Task instructions –
Scan the material below for lines with the word "учетной" and report how many there are, with nothing added.

Supplied entries –
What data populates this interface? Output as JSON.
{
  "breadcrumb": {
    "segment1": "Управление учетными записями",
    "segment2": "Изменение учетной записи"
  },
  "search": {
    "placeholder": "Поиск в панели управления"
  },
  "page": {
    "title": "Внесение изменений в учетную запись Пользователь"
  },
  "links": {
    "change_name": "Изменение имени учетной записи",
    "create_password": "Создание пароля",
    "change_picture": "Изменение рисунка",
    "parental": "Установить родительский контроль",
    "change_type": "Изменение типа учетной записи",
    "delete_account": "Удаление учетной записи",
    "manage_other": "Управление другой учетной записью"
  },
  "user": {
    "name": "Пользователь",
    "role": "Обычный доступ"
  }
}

Output for this task –
5